It appears many were too busy admiring her pictures to read her bio, where she describes herself as a “24-year-old robot girl living in Helsinki”.
Worth: £505,000 a year and £1,000 a post.
Profile: Japan's first virtual model, invented by tech firm Aww Inc, who is known for her bubblegum pink bob.
She has worked with top brands including Porsche Japan, Ikea, Dior, Puma, Nike, Valentino and Amazon.
Followers: 11,100 on Twitter (now X) and 399,000 on Instagram.
Controversy: Took part in the 2020 Tokyo Paralympic Games, where she “participated” in the closing ceremony, marking a first for the virtual world.
Worth: An estimated £159,000 a year and £600 per Instagram post.
Profile: A streetwise bad boy who lives in LA and dates Lil Miquela.
They were created by the same tech firm, Brud.
Never seen without a mask covering his lower face, even before the pandemic.
He was once represented by top PR firm Huxley and has worked with fashion brands including Balenciaga and Supreme.
Followers: More than 224,000 on YouTube and 130,000 on Facebook.
Controversy: Once “dated” Lil Miquela’s rival Bermuda, which led to even more questions about who was behind the Trump-supporting influencer.
Worth: Earns around £96,000 a year and can charge up to £400 a post.
Profile: The creation of British fashion photographer Cameron-James Wilson, she claims to be the world’s first AI supermodel.
Recently seen in Louis Vuitton cothing for a shoot in Harper’s Bazaar magazine.
Followers: 240,000 on Instagram.
Controversy: Cameron-James was accused of denying real black women the chance to model.
He later said: “There’s a big kind of movement with dark skin models. So she represents them and is inspired by them.”
Worth: Not yet known
Profile: India's first meta-influencer launched her career as a “dream chaser, model and traveller” last year.

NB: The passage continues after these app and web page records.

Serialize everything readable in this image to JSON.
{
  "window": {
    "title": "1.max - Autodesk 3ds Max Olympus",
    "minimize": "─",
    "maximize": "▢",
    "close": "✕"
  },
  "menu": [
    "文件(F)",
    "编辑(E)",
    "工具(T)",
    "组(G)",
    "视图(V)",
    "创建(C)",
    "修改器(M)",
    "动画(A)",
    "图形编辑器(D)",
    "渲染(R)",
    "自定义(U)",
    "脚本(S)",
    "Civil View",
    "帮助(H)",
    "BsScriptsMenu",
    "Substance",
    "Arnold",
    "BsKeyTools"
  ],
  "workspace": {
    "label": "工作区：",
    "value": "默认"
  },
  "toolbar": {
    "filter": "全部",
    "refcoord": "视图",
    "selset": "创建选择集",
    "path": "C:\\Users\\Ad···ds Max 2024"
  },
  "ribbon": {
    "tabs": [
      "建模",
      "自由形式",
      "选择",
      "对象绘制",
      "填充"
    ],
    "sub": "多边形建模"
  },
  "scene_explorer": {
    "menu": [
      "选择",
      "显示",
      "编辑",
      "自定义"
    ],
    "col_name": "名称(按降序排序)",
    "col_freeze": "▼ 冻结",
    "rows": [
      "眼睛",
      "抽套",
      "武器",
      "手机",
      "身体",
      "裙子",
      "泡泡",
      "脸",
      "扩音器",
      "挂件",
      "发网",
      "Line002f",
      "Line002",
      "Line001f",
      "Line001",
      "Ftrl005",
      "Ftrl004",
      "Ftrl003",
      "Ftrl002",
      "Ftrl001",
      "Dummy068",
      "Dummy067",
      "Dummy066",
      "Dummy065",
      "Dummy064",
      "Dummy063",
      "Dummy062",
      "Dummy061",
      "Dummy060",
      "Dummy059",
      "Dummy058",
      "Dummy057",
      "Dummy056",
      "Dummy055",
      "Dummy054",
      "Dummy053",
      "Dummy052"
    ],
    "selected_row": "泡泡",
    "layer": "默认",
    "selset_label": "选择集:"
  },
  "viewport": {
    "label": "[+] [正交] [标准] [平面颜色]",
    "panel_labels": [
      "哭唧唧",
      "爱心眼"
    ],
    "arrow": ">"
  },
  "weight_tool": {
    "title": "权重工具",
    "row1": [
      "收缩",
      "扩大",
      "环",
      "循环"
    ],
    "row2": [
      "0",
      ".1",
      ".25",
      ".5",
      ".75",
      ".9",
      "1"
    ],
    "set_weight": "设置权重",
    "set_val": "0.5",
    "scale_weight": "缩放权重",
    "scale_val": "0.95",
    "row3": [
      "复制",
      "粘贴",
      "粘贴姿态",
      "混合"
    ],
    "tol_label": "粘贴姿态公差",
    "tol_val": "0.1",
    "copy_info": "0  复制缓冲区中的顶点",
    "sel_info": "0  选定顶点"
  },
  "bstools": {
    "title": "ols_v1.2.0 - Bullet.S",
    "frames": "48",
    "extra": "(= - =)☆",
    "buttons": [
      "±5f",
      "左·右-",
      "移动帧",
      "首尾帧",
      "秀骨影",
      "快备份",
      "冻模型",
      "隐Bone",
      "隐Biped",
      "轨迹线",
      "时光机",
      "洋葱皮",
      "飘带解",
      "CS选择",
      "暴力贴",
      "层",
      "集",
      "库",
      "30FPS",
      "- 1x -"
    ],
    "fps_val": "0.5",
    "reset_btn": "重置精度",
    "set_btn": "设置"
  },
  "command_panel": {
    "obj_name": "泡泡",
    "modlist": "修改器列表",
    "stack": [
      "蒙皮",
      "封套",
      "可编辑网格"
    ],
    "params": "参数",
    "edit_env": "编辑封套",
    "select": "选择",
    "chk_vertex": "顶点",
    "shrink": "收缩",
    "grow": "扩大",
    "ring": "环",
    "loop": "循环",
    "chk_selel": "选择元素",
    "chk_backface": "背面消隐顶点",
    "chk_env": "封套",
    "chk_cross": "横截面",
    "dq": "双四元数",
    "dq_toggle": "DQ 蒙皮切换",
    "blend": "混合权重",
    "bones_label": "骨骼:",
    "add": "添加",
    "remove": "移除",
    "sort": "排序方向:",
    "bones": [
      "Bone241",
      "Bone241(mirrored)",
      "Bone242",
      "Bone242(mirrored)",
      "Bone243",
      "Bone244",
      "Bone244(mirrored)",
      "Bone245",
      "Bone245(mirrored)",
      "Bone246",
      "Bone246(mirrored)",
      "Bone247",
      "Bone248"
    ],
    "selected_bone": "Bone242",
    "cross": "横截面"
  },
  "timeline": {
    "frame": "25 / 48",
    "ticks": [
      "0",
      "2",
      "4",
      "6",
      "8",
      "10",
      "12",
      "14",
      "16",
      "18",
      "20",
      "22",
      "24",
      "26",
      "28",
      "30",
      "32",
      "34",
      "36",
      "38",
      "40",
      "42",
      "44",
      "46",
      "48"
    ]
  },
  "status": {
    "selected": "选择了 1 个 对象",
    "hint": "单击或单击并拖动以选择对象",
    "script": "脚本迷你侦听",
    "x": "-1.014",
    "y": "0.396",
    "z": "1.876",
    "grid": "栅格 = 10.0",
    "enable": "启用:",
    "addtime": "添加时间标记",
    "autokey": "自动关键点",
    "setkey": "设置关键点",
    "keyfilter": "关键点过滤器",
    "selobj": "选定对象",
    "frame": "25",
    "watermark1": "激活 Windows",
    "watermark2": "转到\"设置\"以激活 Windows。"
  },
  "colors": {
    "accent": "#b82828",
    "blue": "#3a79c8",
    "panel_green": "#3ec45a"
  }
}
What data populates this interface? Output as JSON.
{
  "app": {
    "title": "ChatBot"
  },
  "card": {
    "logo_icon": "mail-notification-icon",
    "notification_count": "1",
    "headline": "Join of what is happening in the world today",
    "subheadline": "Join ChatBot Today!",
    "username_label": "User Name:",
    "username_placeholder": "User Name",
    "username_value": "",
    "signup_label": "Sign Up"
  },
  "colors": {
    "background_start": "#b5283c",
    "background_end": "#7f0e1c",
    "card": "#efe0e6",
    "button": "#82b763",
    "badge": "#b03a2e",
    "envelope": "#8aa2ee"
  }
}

She attends music festivals worldwide and has endorsed Indian brands including Morris Garages and Navro phones.